Hitt’s so grateful for his Visa because of the myriad opportunities moving to New York provided. Like fashionista forebears The Strokes, the city’s scene played a huge part in their rapid ascent. Hitt met Ridley before moving there, introducing him to Snyder and original drummer Lakis Pavlou in Manhattan’s bars. “I think we all enjoyed boozing before we met,” muses Hitt, “then things just…escalated.” New York’s influence extended further than a mere fondness for drinking: “If you go there, you’re productive…I feel like Manhattan’s like London if it got squished.” Its wealth of creative people and places catalysed Hitt’s songwriting and the band’s work ethic. “Everyone plays guitar drunk as shit at 1am” oozes Ridley’s thick American baritone, “but will they wake up at 10am and actually do it?”. Hitt concurs: “All talk and no trousers. We lucked out because we all gave a shit.”
Giving a shit paid off remarkably quickly: they secured a support slot with The Vaccines solely off the strength of the few songs they had recorded. “We got the gig without having practised so it was a kick up the arse,” remembers Hitt, presumably in something of an understatement. “So were were going, ‘fuck it, let’s have our first gig, let’s play Webster Hall.’” Manhattan’s Webster Hall has a capacity of one and a half thousand. “I think they’d [The Vaccines] sold it out as well.’” Even with a warm-up show in front of a hundred fans “we were all shitting ourselves.” The band’s first EP also managed to score them support gigs with Foals and Arctic Monkeys. That’s quite some Rolodex for a new band.

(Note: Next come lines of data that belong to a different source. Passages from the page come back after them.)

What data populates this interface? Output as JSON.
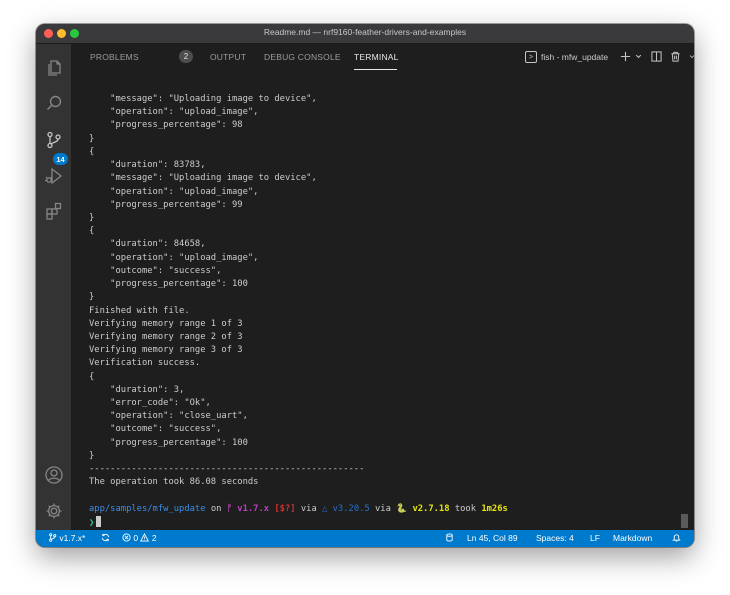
{
  "window": {
    "title": "Readme.md — nrf9160-feather-drivers-and-examples"
  },
  "activity_bar": {
    "items": [
      {
        "name": "explorer",
        "icon": "files-icon"
      },
      {
        "name": "search",
        "icon": "search-icon"
      },
      {
        "name": "source-control",
        "icon": "source-control-icon",
        "badge": "14"
      },
      {
        "name": "run-debug",
        "icon": "run-debug-icon"
      },
      {
        "name": "extensions",
        "icon": "extensions-icon"
      }
    ],
    "bottom": [
      {
        "name": "accounts",
        "icon": "account-icon"
      },
      {
        "name": "manage",
        "icon": "gear-icon"
      }
    ]
  },
  "panel": {
    "tabs": [
      {
        "label": "PROBLEMS",
        "badge": "2"
      },
      {
        "label": "OUTPUT"
      },
      {
        "label": "DEBUG CONSOLE"
      },
      {
        "label": "TERMINAL",
        "active": true
      }
    ],
    "terminal_selector": "fish - mfw_update",
    "actions": [
      "new-terminal-icon",
      "chevron-down-icon",
      "split-terminal-icon",
      "trash-icon",
      "chevron-down-icon",
      "close-icon"
    ]
  },
  "terminal": {
    "lines": [
      "    \"message\": \"Uploading image to device\",",
      "    \"operation\": \"upload_image\",",
      "    \"progress_percentage\": 98",
      "}",
      "{",
      "    \"duration\": 83783,",
      "    \"message\": \"Uploading image to device\",",
      "    \"operation\": \"upload_image\",",
      "    \"progress_percentage\": 99",
      "}",
      "{",
      "    \"duration\": 84658,",
      "    \"operation\": \"upload_image\",",
      "    \"outcome\": \"success\",",
      "    \"progress_percentage\": 100",
      "}",
      "Finished with file.",
      "Verifying memory range 1 of 3",
      "Verifying memory range 2 of 3",
      "Verifying memory range 3 of 3",
      "Verification success.",
      "{",
      "    \"duration\": 3,",
      "    \"error_code\": \"Ok\",",
      "    \"operation\": \"close_uart\",",
      "    \"outcome\": \"success\",",
      "    \"progress_percentage\": 100",
      "}",
      "----------------------------------------------------",
      "The operation took 86.08 seconds",
      ""
    ],
    "prompt": {
      "path": "app/samples/mfw_update",
      "on": " on ",
      "branch": "ᚠ v1.7.x",
      "status": " [$?]",
      "via1": " via ",
      "cmake": "△ v3.20.5",
      "via2": " via ",
      "python": "🐍 v2.7.18",
      "took_label": " took ",
      "took": "1m26s",
      "symbol": "❯"
    }
  },
  "status_bar": {
    "branch": "v1.7.x*",
    "errors": "0",
    "warnings": "2",
    "position": "Ln 45, Col 89",
    "spaces": "Spaces: 4",
    "eol": "LF",
    "language": "Markdown"
  },
  "colors": {
    "accent": "#007acc",
    "background": "#1e1e1e",
    "activity_bar": "#333333",
    "path": "#3b8eea",
    "branch": "#bc3fbc",
    "prompt": "#23d18b"
  }
}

Following their hectic UK jaunt, and to capitalise on the album’s release, comes a US tour slumming it in questionable motels. “We’re nowhere near arrogant enough to be above sleeping on the floor,” says Ridley, quite sincerely, before Hitt suggests “It’s like having three girlfriends.” “Three smelly fucking girlfriends,” quips Ridley. Hitt becomes thoughtful, and tousles his fringe. “Being super proactive, appreciative and roughing it is – I’m not saying it’s written in the stars – but maybe why things have happened so quickly. I’ve always thought I’d rather be broke in a band than in a shit job.”
Honestly, he probably doesn’t have to worry about either.
Words Luke Holland
Fashion Editor Danielle Emerson
Photographer Finn Andres
Grooming Liz Taw using Rodial skincare and Aussie haircare
Fashion Assistance Elizabeth Fowler